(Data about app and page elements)
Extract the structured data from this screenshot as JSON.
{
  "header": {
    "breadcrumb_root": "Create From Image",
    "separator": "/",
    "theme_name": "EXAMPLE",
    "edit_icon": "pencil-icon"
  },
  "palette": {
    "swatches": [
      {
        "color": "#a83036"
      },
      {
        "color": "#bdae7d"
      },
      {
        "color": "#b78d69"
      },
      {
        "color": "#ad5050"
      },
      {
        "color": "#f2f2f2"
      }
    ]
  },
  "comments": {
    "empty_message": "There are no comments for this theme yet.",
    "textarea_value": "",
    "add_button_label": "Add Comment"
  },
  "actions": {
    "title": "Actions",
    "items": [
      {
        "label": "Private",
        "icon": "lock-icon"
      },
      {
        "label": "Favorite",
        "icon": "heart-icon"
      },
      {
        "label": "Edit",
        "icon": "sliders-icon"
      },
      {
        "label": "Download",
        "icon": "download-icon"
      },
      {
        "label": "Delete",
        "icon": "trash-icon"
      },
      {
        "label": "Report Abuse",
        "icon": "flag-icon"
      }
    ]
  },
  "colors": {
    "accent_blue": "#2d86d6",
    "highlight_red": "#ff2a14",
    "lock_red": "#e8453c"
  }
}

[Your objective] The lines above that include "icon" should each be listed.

[Task output]
    "edit_icon": "pencil-icon"
        "icon": "lock-icon"
        "icon": "heart-icon"
        "icon": "sliders-icon"
        "icon": "download-icon"
        "icon": "trash-icon"
        "icon": "flag-icon"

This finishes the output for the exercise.